A 'moral' spring in India and China
Corruption, along with a strong public reaction to it, is driving the leaders of the world's two biggest countries to shape up. The moral awakening to the need for honesty in governance cannot be reversed.
India and China compete at many levels, from sports to GDP growth. But in recent weeks, the world’s two most populous nations have also been forced to show their own people that they can curb the pervasive corruption that so corrodes their societies.
It’s a contest driven by a newfound public yearning for honesty and transparency in government – and perhaps inspired by the Arab Spring’s demands for accountability from leaders.
China’s long struggle with graft made a big turn July 23 when two high-speed bullet trains collided, killing 40 people. The collision ignited surprising public concern despite the tight one-party controls, in part because a former railway minister had recently been sacked for taking some $122 million in kickbacks.
Officials did admit management “flaws” in running one of the nation’s prestigious projects. And Prime Minister Wen Jiabao pledged a probe “that will withstand the test of history.” But the media have been silenced in covering the tragedy.
Corruption was clearly put on China’s agenda back in 2008 when the Sichuan earthquake killed thousands of children caught in badly constructed school buildings. And after almost every case of mass food poisoning or environmental pollution, cries go up about slippery palms being the likely cause.
China’s presumptive next leader, Vice President Xi Jinping, may have been chosen in part because of his clean reputation. After all, he has written that “transparency is the best anticorrosive.” And just last month, the ruling Communist Party celebrated its 90th anniversary with President Hu Jintao giving a speech whose dominant theme was the party’s need to “resist” corruption.
But too many Chinese still join the party simply to get rich through unfair connections. The party now seems at a loss on how to stem the corruption that threatens China’s economy. In a recent trip to London, the prime minister said the party must allow the people to “supervise and criticize the government ... so as to prevent corruption from developing.” Mr. Wen, however, is not a strong figure in a party struggling to keep its perks and power.
In India, corruption was also the dominant theme in an Independence Day speech by Prime Minister Manmohan Singh on Monday. By Tuesday, however, he was on the defensive as India’s most popular antigraft activist, Anna Hazare, was jailed for trying to go on a hunger strike in the capital.
Mr. Hazare’s effort – which resembles Mahatma Gandhi’s civil disobedience campaign for independence from colonial British rule – has attracted widespread support. A telecoms scandal that cost the country some $40 billion was just one of many recent scandals stirring up a popular revolt.
India’s middle class is especially fed up with the effects of graft on daily life and the nation’s reputation, not to mention the drag on the economy. Foreign investment has fallen dramatically in the past year as corruption has become the top concern of most Indians.

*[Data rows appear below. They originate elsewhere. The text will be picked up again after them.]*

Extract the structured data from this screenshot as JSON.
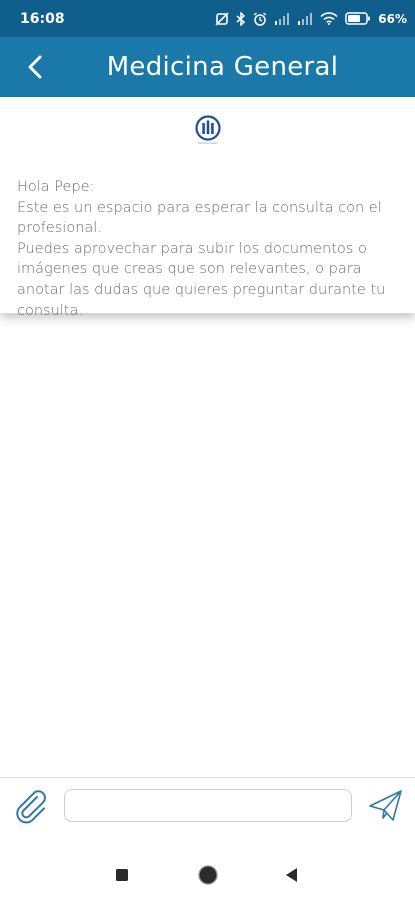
{
  "status_bar": {
    "time": "16:08",
    "battery_percent": "66"
  },
  "app_bar": {
    "title": "Medicina General"
  },
  "welcome": {
    "logo_caption": "Sanitas salud",
    "lines": [
      "Hola Pepe:",
      "Este es un espacio para esperar la consulta con el profesional.",
      "Puedes aprovechar para subir los documentos o imágenes que creas que son relevantes, o para anotar las dudas que quieres preguntar durante tu consulta."
    ]
  },
  "composer": {
    "input_value": "",
    "placeholder": ""
  },
  "colors": {
    "status_bar_bg": "#0f5e8c",
    "app_bar_bg": "#1a79a8",
    "logo_blue": "#1d4f91",
    "icon_blue": "#2f78a6"
  },
  "icons": {
    "back": "chevron-left-icon",
    "attach": "paperclip-icon",
    "send": "paper-plane-icon",
    "nav_recents": "square-icon",
    "nav_home": "circle-icon",
    "nav_back": "triangle-left-icon"
  }
}
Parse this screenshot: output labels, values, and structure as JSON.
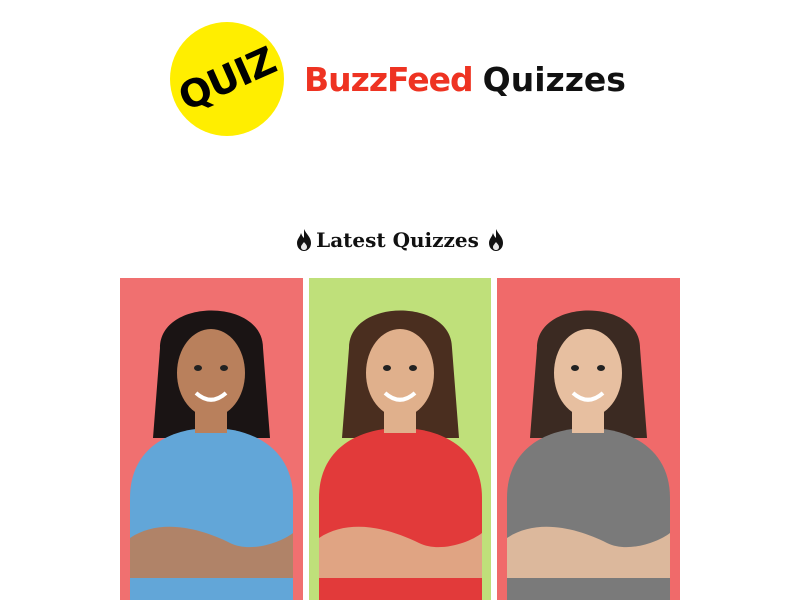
{
  "header": {
    "badge_text": "QUIZ",
    "brand_name": "BuzzFeed",
    "brand_suffix": "Quizzes",
    "brand_color": "#ee3322",
    "badge_color": "#ffee00"
  },
  "latest": {
    "title": "Latest Quizzes",
    "icon": "fire-icon"
  },
  "quizzes": [
    {
      "name": "quiz-card-1",
      "bg": "#f07070",
      "top": "#62a6d8",
      "hair": "#1a1414",
      "skin": "#b9805c"
    },
    {
      "name": "quiz-card-2",
      "bg": "#bfe07a",
      "top": "#e23a3a",
      "hair": "#4a2e1f",
      "skin": "#e0b08c"
    },
    {
      "name": "quiz-card-3",
      "bg": "#f06a6a",
      "top": "#7a7a7a",
      "hair": "#3b2a22",
      "skin": "#e7bfa0"
    }
  ]
}
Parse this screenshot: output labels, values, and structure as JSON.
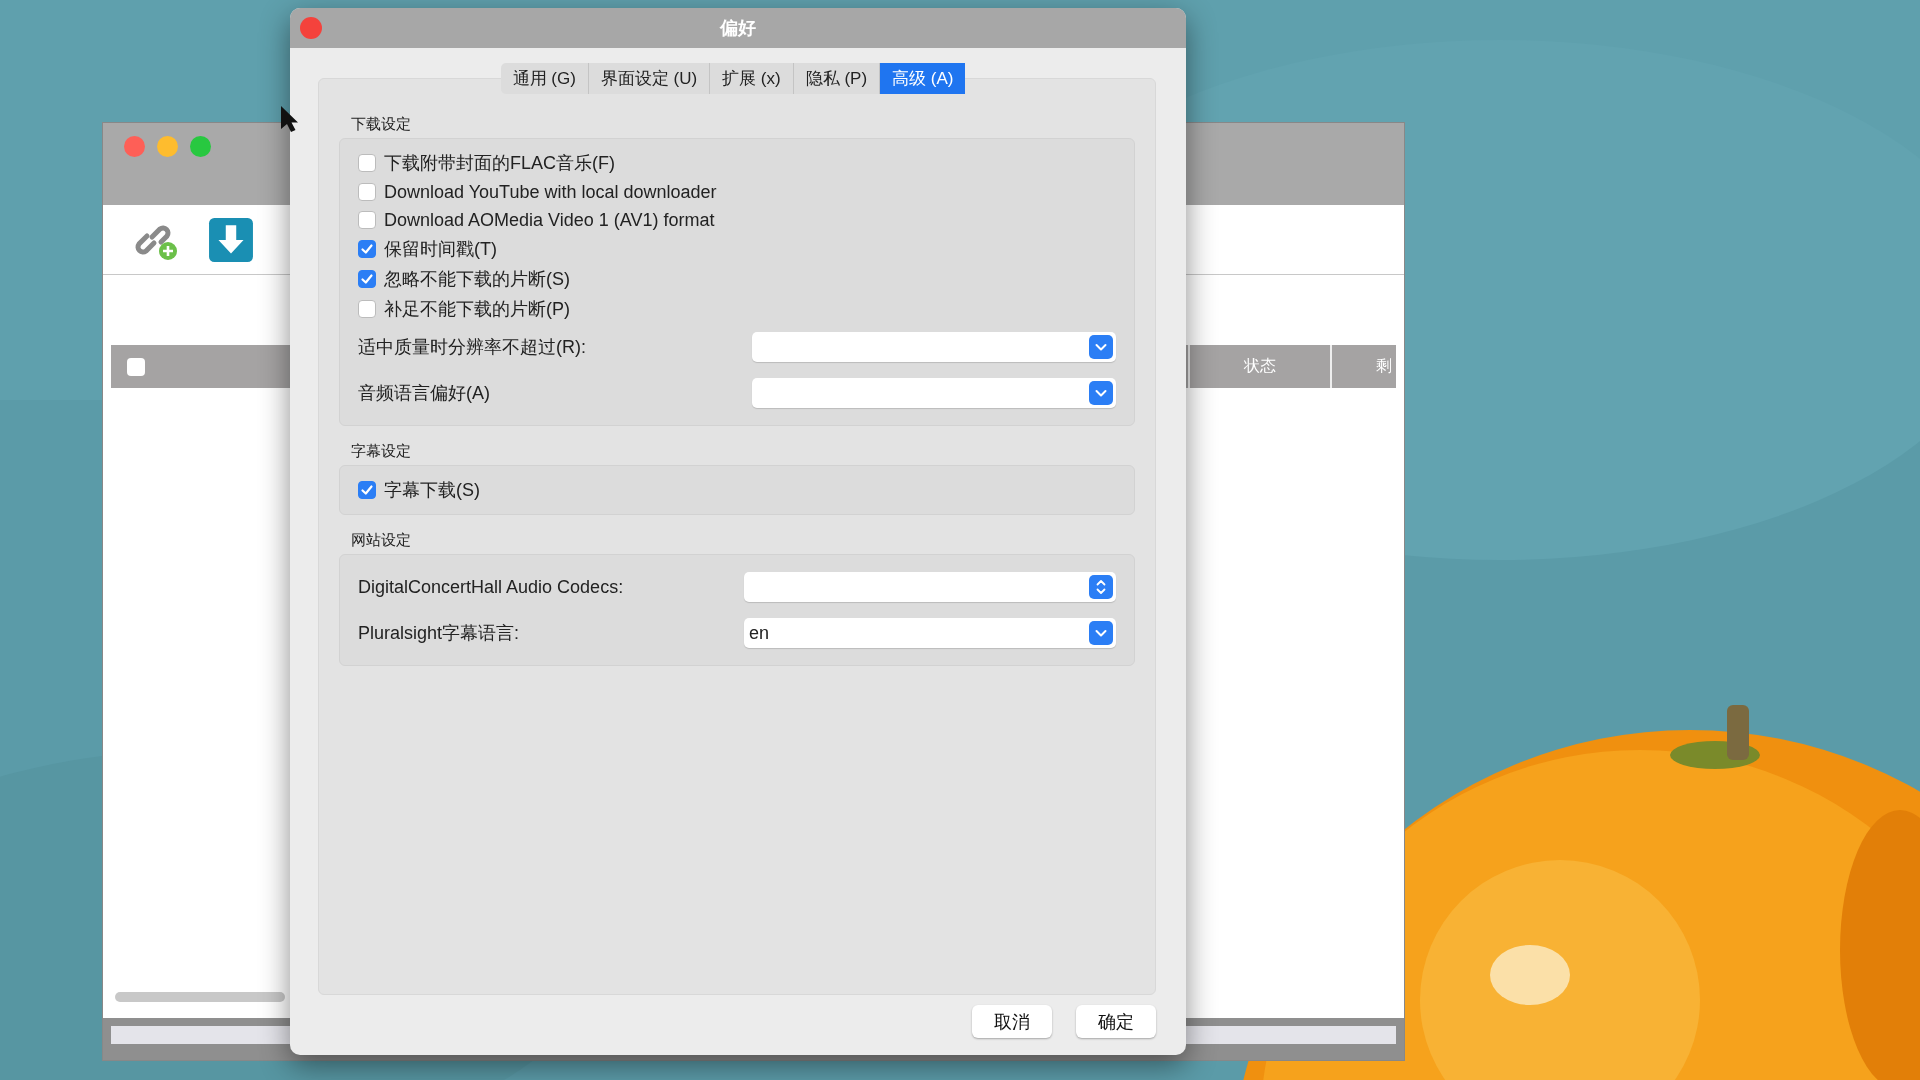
{
  "background_window": {
    "table_header": {
      "checked": false,
      "columns": [
        "状态",
        "剩"
      ]
    }
  },
  "dialog": {
    "title": "偏好",
    "tabs": [
      {
        "label": "通用 (G)",
        "selected": false
      },
      {
        "label": "界面设定 (U)",
        "selected": false
      },
      {
        "label": "扩展 (x)",
        "selected": false
      },
      {
        "label": "隐私 (P)",
        "selected": false
      },
      {
        "label": "高级 (A)",
        "selected": true
      }
    ],
    "sections": [
      {
        "title": "下载设定",
        "rows": [
          {
            "kind": "checkbox",
            "label": "下载附带封面的FLAC音乐(F)",
            "checked": false
          },
          {
            "kind": "checkbox",
            "label": "Download YouTube with local downloader",
            "checked": false
          },
          {
            "kind": "checkbox",
            "label": "Download AOMedia Video 1 (AV1) format",
            "checked": false
          },
          {
            "kind": "checkbox",
            "label": "保留时间戳(T)",
            "checked": true
          },
          {
            "kind": "checkbox",
            "label": "忽略不能下载的片断(S)",
            "checked": true
          },
          {
            "kind": "checkbox",
            "label": "补足不能下载的片断(P)",
            "checked": false
          },
          {
            "kind": "dropdown",
            "label": "适中质量时分辨率不超过(R):"
          },
          {
            "kind": "dropdown",
            "label": "音频语言偏好(A)"
          }
        ]
      },
      {
        "title": "字幕设定",
        "rows": [
          {
            "kind": "checkbox",
            "label": "字幕下载(S)",
            "checked": true
          }
        ]
      },
      {
        "title": "网站设定",
        "rows": [
          {
            "kind": "popup",
            "label": "DigitalConcertHall Audio Codecs:"
          },
          {
            "kind": "dropdown",
            "label": "Pluralsight字幕语言:",
            "value": "en"
          }
        ]
      }
    ],
    "buttons": [
      "取消",
      "确定"
    ]
  }
}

Hazare’s last attempt at a hunger strike, in April, did manage to push the government to consider setting up a superagency, called “Jan Lokpal,” or people’s guardian, to investigate corruption. But the measure turned out to be so weak that Hazare and thousands of protesters revived their campaign, with many arrested simply for peacefully demonstrating.
As in China, India’s moral awakening to a need for honesty in governance should not be reversed by official suppression or half measures. These two countries – which together command more than a third of the world’s population – must press ahead with setting a high standard in both government and business dealings. Only then can they both be global leaders.